[Exercise requirements]
Find the string "Liquid" in the listing and report every line that has it.

***** The data *****

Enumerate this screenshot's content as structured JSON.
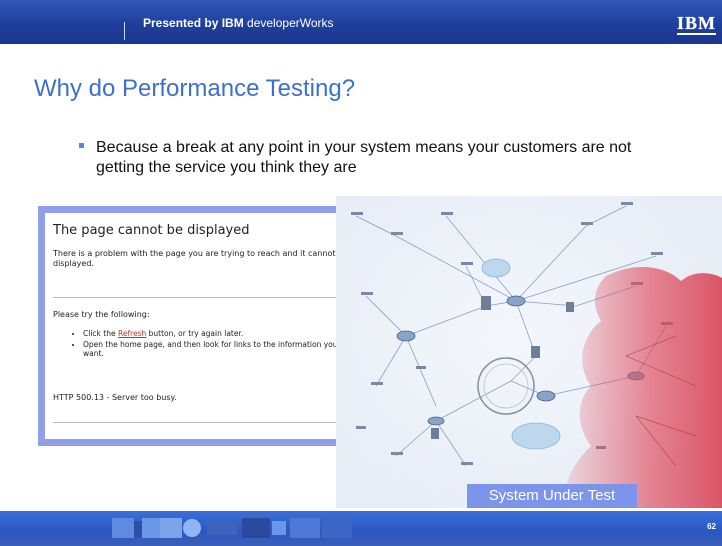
{
  "header": {
    "presented_bold": "Presented by IBM",
    "presented_rest": " developerWorks",
    "logo_text": "IBM"
  },
  "slide": {
    "title": "Why do Performance Testing?",
    "bullet": "Because a break at any point in your system means your customers are not getting the service you think they are"
  },
  "error_page": {
    "heading": "The page cannot be displayed",
    "paragraph": "There is a problem with the page you are trying to reach and it cannot be displayed.",
    "try_label": "Please try the following:",
    "item1_before": "Click the ",
    "item1_link": "Refresh",
    "item1_after": " button, or try again later.",
    "item2": "Open the home page, and then look for links to the information you want.",
    "http_status": "HTTP 500.13 - Server too busy."
  },
  "diagram": {
    "label": "System Under Test"
  },
  "footer": {
    "page_number": "62"
  },
  "colors": {
    "header_blue": "#1f3f9c",
    "title_blue": "#3d6fd0",
    "label_blue": "#7c95ea",
    "error_frame": "#8f9fe8",
    "highlight_red": "#e0485a"
  }
}
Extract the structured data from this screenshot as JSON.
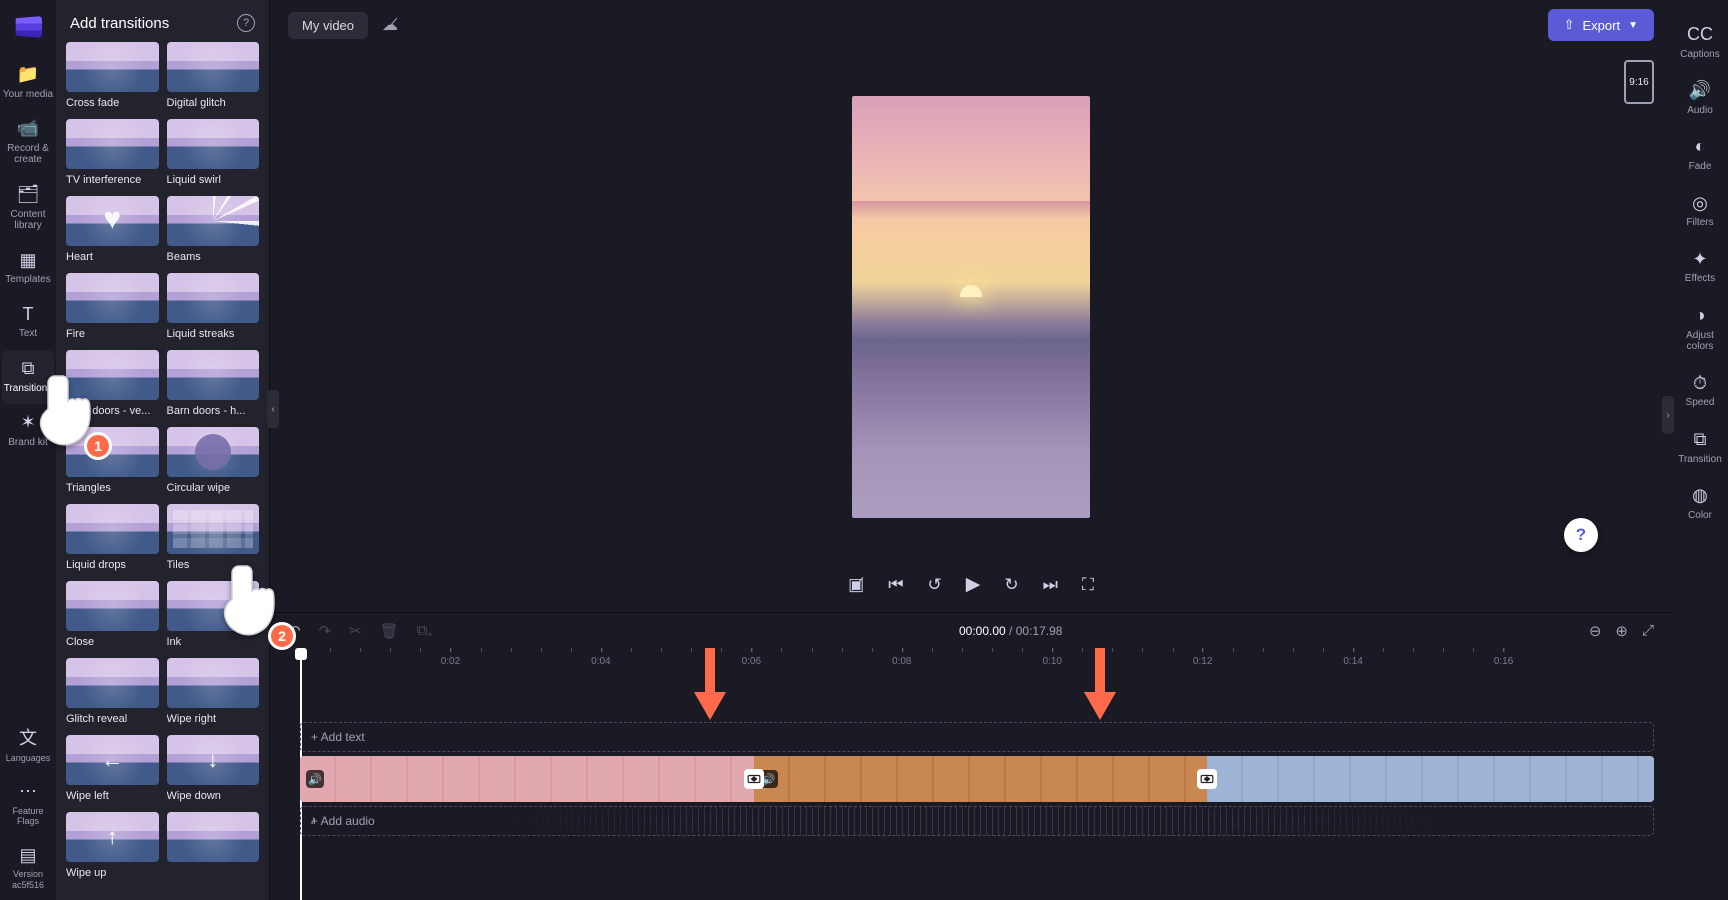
{
  "header": {
    "project_title": "My video",
    "export_label": "Export",
    "aspect_badge": "9:16"
  },
  "left_rail": {
    "items": [
      {
        "icon": "📁",
        "label": "Your media"
      },
      {
        "icon": "📹",
        "label": "Record & create"
      },
      {
        "icon": "🗂",
        "label": "Content library"
      },
      {
        "icon": "▦",
        "label": "Templates"
      },
      {
        "icon": "T",
        "label": "Text"
      },
      {
        "icon": "⧉",
        "label": "Transitions",
        "active": true
      },
      {
        "icon": "✶",
        "label": "Brand kit"
      }
    ],
    "bottom": [
      {
        "icon": "文",
        "label": "Languages"
      },
      {
        "icon": "⋯",
        "label": "Feature Flags"
      },
      {
        "icon": "▤",
        "label": "Version ac5f516"
      }
    ]
  },
  "right_rail": {
    "items": [
      {
        "icon": "CC",
        "label": "Captions"
      },
      {
        "icon": "🔊",
        "label": "Audio"
      },
      {
        "icon": "◐",
        "label": "Fade"
      },
      {
        "icon": "◎",
        "label": "Filters"
      },
      {
        "icon": "✦",
        "label": "Effects"
      },
      {
        "icon": "◑",
        "label": "Adjust colors"
      },
      {
        "icon": "⏱",
        "label": "Speed"
      },
      {
        "icon": "⧉",
        "label": "Transition"
      },
      {
        "icon": "◍",
        "label": "Color"
      }
    ]
  },
  "panel": {
    "title": "Add transitions",
    "transitions": [
      {
        "label": "Cross fade",
        "kind": ""
      },
      {
        "label": "Digital glitch",
        "kind": ""
      },
      {
        "label": "TV interference",
        "kind": ""
      },
      {
        "label": "Liquid swirl",
        "kind": ""
      },
      {
        "label": "Heart",
        "kind": "heart"
      },
      {
        "label": "Beams",
        "kind": "beams"
      },
      {
        "label": "Fire",
        "kind": ""
      },
      {
        "label": "Liquid streaks",
        "kind": ""
      },
      {
        "label": "Barn doors - ve...",
        "kind": ""
      },
      {
        "label": "Barn doors - h...",
        "kind": ""
      },
      {
        "label": "Triangles",
        "kind": ""
      },
      {
        "label": "Circular wipe",
        "kind": "circle"
      },
      {
        "label": "Liquid drops",
        "kind": ""
      },
      {
        "label": "Tiles",
        "kind": "tiles"
      },
      {
        "label": "Close",
        "kind": ""
      },
      {
        "label": "Ink",
        "kind": ""
      },
      {
        "label": "Glitch reveal",
        "kind": ""
      },
      {
        "label": "Wipe right",
        "kind": ""
      },
      {
        "label": "Wipe left",
        "kind": "arrow-left"
      },
      {
        "label": "Wipe down",
        "kind": "arrow-down"
      },
      {
        "label": "Wipe up",
        "kind": "arrow-up"
      },
      {
        "label": "",
        "kind": ""
      }
    ]
  },
  "timecode": {
    "current": "00:00.00",
    "total": "00:17.98"
  },
  "timeline": {
    "ticks": [
      "0:02",
      "0:04",
      "0:06",
      "0:08",
      "0:10",
      "0:12",
      "0:14",
      "0:16"
    ],
    "text_placeholder": "+ Add text",
    "audio_placeholder": "+ Add audio"
  },
  "tutorial": {
    "step1": "1",
    "step2": "2"
  }
}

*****

[Response to this task]
        "label": "Liquid swirl",
        "label": "Liquid streaks",
        "label": "Liquid drops",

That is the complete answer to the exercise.